He said many of the inmates who come back after getting treatment have significant changes in their behavior.

“The hard part is getting them up and getting them stable,” he said. “Once they come back, a lot of them are a lot better off. Their comprehension, their aggressiveness is a lot better to deal with.”

The jail cannot force inmates to take medication unless a court orders them to do so.

Scott County Sheriff Tim Lane said there is “no doubt in my mind” there are some people whose mental illness is so bad, prison is not the appropriate place for them, either.

One example he and Schmidt cited is the case of Patricia J. Oster, a retired teacher in Long Grove, accused of stabbing and critically injuring her husband while he slept in May 2016.
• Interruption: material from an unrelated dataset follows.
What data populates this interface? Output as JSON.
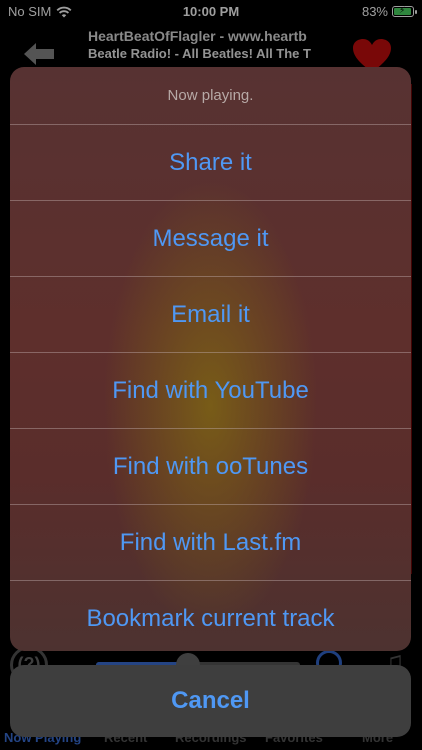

Patricia Jean Oster


Oster, 65, was initially found unfit for trial, but she eventually was restored to fitness. In a stipulated bench trial, she was found not guilty by reason of insanity.

Judge Mark Lawson noted that Oster did not have any recollection of the events leading up to or including the stabbing. In an interview with a professor of psychiatry at the University of Iowa College of Medicine, she expressed disbelief as to what she had done and said she did not know why she stabbed her husband. She said she was not angry at him and she loved him.

The judge ordered her to be transferred to the Iowa Medical and Classification Center in Coralville for a complete psychiatric evaluation and treatment. 

The doctors treating her provide periodic reports to the court on her progress.

Schmidt said the jail does the best it can to handle inmates with mental illnesses, bringing in psychologists and medical staff every week. But jails aren't always equipped to accommodate the mentally ill to their benefit — whether they are awaiting trial, serving a sentence or waiting to be evaluated for fitness.

“It’s a struggle,” he said.